George F.M. Walters built the Ordinary in 1850, or at some point between 1856-61, depending on the source. Gen. George A. McCall, head of the Pennsylvania Reserves, established his divisional headquarters there in October 1861. After McCall left Langley with the Reserves in March 1862, the Union Army took over the building for use as a hospital.
Owner Doug DeLuca of Federal Home Co., and his business partner, Matt Bronczek, helped to save the Langley Ordinary from almost certain destruction. At the time that Doug bought the property, the structure was riddled with mold and water damage. Three days before closing in 2011, two large trees fell on the house and crashed through the attic and second floor ceiling. (See here.) Doug and Matt worked tirelessly to restore and renovate the house. Thanks to their efforts, the Langley Ordinary survives.

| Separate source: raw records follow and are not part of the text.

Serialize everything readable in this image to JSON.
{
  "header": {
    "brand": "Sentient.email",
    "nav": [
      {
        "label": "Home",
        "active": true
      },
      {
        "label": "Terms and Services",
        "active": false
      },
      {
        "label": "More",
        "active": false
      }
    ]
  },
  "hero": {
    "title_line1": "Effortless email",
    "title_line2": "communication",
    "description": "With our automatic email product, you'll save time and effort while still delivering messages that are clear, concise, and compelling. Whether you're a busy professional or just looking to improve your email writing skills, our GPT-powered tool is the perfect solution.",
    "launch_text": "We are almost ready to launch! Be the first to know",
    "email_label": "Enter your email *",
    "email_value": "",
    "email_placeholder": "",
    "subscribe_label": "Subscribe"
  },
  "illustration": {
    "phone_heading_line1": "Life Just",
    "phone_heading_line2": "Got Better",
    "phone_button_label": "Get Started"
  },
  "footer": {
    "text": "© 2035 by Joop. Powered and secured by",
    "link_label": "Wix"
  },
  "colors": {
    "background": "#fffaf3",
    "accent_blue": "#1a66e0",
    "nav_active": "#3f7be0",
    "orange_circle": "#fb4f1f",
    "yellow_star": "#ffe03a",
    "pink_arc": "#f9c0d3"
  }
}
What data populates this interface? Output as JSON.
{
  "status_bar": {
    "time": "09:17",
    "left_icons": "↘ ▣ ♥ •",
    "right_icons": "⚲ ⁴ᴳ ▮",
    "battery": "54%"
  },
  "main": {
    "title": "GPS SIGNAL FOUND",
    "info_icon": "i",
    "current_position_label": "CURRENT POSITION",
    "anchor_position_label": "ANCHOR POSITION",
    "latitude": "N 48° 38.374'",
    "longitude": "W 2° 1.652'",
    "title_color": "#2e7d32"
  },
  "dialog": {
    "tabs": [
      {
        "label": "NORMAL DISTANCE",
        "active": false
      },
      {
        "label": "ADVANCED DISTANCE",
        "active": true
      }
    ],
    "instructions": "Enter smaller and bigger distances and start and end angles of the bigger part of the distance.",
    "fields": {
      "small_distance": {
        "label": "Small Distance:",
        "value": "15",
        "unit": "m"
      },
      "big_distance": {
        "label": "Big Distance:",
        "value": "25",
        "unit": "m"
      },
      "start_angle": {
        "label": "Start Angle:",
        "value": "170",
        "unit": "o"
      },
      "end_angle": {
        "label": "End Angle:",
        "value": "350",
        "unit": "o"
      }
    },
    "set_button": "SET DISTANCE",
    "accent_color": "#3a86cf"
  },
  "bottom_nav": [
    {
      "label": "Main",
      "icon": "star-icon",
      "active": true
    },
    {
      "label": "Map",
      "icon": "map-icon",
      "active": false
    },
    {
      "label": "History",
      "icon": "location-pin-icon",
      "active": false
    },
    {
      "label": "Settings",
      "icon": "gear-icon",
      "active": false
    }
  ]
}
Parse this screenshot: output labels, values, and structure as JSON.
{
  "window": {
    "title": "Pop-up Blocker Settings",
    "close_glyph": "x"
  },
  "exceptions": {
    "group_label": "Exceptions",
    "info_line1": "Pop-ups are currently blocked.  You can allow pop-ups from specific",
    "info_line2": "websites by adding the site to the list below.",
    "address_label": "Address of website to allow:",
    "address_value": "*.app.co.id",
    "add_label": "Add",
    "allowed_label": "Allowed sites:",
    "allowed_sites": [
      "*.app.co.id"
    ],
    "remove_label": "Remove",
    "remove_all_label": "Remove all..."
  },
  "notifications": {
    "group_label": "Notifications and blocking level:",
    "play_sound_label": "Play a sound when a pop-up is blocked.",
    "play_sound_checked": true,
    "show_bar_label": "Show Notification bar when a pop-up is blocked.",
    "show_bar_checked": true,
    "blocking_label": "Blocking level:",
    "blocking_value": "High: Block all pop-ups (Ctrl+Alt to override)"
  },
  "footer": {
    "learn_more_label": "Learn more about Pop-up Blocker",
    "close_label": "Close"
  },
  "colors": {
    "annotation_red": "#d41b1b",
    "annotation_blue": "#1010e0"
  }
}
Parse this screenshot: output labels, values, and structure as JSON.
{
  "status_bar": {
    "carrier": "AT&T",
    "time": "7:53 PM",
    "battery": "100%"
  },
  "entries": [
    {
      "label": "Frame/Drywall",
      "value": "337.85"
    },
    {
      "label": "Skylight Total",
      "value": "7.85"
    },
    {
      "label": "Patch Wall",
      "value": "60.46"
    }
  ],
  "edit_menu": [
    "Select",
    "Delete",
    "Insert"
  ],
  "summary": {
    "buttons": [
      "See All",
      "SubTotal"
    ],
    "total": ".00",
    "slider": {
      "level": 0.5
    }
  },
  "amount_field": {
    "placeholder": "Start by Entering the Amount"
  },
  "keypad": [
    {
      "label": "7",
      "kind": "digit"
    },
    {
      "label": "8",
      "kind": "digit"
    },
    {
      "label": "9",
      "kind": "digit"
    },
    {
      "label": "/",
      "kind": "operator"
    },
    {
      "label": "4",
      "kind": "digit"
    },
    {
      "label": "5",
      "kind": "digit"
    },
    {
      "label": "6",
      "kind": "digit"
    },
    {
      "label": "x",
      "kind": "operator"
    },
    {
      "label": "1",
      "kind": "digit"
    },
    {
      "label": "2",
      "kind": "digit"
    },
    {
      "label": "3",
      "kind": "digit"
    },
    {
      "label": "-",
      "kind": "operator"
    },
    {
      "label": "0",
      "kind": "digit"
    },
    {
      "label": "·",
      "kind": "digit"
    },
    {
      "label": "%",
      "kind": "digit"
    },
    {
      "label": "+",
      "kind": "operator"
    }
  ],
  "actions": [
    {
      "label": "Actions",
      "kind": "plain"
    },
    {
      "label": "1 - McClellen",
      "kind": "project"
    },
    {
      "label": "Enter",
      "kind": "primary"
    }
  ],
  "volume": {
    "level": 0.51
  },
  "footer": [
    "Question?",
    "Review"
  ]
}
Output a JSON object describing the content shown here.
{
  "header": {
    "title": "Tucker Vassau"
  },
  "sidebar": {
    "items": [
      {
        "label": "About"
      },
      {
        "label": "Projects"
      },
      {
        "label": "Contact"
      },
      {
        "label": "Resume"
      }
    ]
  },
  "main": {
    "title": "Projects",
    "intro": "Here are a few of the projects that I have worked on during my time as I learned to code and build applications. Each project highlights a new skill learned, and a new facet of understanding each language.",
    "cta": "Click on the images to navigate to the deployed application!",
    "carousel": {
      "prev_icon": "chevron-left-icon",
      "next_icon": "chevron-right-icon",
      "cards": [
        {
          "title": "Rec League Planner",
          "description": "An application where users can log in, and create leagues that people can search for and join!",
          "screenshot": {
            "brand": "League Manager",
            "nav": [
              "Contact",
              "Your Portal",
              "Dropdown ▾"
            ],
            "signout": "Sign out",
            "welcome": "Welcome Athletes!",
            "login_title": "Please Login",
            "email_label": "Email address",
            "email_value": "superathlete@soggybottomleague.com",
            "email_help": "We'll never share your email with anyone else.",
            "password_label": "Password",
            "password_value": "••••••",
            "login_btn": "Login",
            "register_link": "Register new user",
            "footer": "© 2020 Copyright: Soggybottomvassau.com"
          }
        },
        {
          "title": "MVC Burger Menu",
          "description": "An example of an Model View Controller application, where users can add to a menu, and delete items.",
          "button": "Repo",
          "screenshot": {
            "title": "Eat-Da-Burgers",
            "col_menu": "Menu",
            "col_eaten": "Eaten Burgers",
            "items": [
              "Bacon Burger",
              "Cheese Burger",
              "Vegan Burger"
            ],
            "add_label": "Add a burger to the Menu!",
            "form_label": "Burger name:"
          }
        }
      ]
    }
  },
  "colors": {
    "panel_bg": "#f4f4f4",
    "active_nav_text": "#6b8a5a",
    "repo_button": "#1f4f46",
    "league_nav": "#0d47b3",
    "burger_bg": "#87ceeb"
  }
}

|The restored Langley Ordinary sits along Georgetown Pike (VA-193) near the intersection with Chain Bridge Rd. The property, along with a few others, forms part of the Langley Fork Historic District in McLean, Virginia.|
Keith asked if I would like to attend the event at the Ordinary with his reenactment group. I gladly accepted his invitation, and on Saturday afternoon Keith dropped off a uniform for me. Dressed as an artillery corporal (a promotion already?), I headed off to the Langley Ordinary to help with the living history side of the event. This was my first time doing any type of reenacting, unless you count those summer days as a kid when I ran around with plastic guns playing war.
|A view from the front porch of the Ordinary. As I stood here, I imagined the Union officers and enlisted men who once walked across this very spot over 150 years ago.|
|The stairwell at the Langley Ordinary. Doug preserved much of the original flooring throughout the house.|
|A view of the attic, which likely served as sick ward for Union soldiers from nearby posts.|
|Acting as the No. 5 man on the gun crew, I advance the round to the No. 2 man in preparation for firing.|
|The crew fires the replica 10-pounder Parrott. Langley had not heard such sounds for well over 150 years. All told, the crew fired four blank rounds for the benefit of the guests at Doug's event.|
|The gun crew poses in front of Langley Ordinary. I am standing to the far left in the first row. Keith Foote is just to my left.|
Sources & Notes
Harry English, "The Langley Ordinary," Echoes of History, Vol. 1-5, 1970 (on file with author); Scott Sowers, "Restoring ‘Langley Ordinary’ a project of passion for builder Doug DeLuca," Washington Post, June 27, 2013; Scott Trompeter, "Local Builders Restore, Modernize Antebellum Langley Ordinary," Inside NOVA, May 1, 2013.
Doug has put the Langley Ordinary up for sale. Information about purchasing the property can be found here.
Keith has written a history of Cooper's Battery entitled "Mark the Lines of Your Weary Marches." A signed copy can be purchased for $30 plus shipping. Contact Keith at firstname.lastname@example.org or at 570-975-5034.